The jury of the 29th Biennial of Graphic Arts (Dave Beech, Christian Höller, Urška Jurman, and Ulay /Frank Uwe Laysiepen/) has awarded the Honorary Award to Miklós Erdély for the work Unguarded Money, an action carried out in Budapest by Miklós Erdély (1928–1986), his friends, and some members of the Hungarian Writers Union, during the Hungarian Revolution of 1956.
Text from the catalogue, written by Božidar Zrinski:
On 23 October 1956, spontaneous student protests in Budapest erupted into a general uprising against the Hungarian Communist government and the Soviet Army troops stationed in the country. In late October or early November, at one of the meetings that took place at his home, Miklós Erdély presented to friends and artists the idea of placing boxes for collecting money for the victims of the revolution – boxes that nobody would guard – in six locations around Budapest. The chose a work group, set up the boxes, and, on posters marking the collection points, wrote: “The purity of our revolution makes it possible for us to collect money in this way for the families of our fallen martyrs. The Writers Union of Hungary.” Using a car that belonged to the Writers Union, Erdély drove from box to box and tried to persuade the members of the revolutionary militia who were standing next to the boxes to leave: he told them that the time had come when there was no longer any need to guard money. It was not until 1965, when Erdély learned about “happenings” and the Fluxus movement, that he designated this action as an art event and gave it the title Unguarded Money.
Installation view in International Centre of Graphic Arts.
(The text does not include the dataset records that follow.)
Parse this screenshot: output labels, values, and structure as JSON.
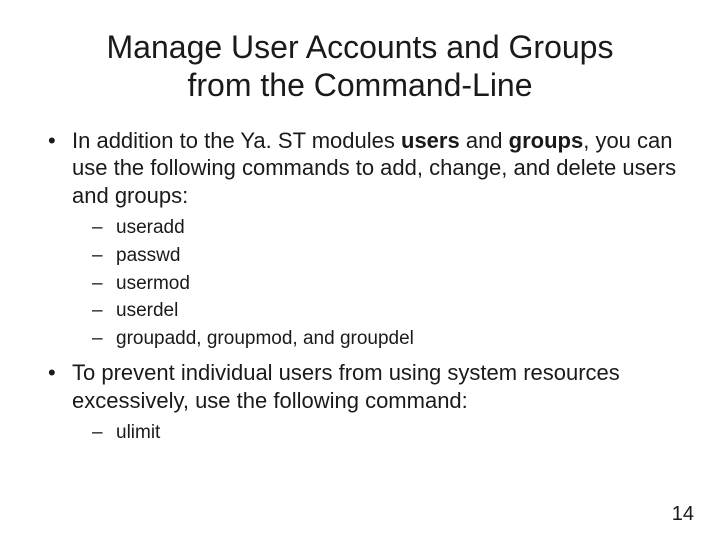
{
  "title_line1": "Manage User Accounts and Groups",
  "title_line2": "from the Command-Line",
  "bullet1_pre": "In addition to the Ya. ST modules ",
  "bullet1_b1": "users",
  "bullet1_mid": " and ",
  "bullet1_b2": "groups",
  "bullet1_post": ", you can use the following commands to add, change, and delete users and groups:",
  "sub1_1": "useradd",
  "sub1_2": "passwd",
  "sub1_3": "usermod",
  "sub1_4": "userdel",
  "sub1_5": "groupadd, groupmod, and groupdel",
  "bullet2": "To prevent individual users from using system resources excessively, use the following command:",
  "sub2_1": "ulimit",
  "page_number": "14"
}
Photograph: Jaka Babnik.
Original photographs: Tibor Szentpétery, courtesy of the Tibor Szentpétery Collection, and Stefan Moses, courtesy of the Münchner Stadtmuseum, Munich.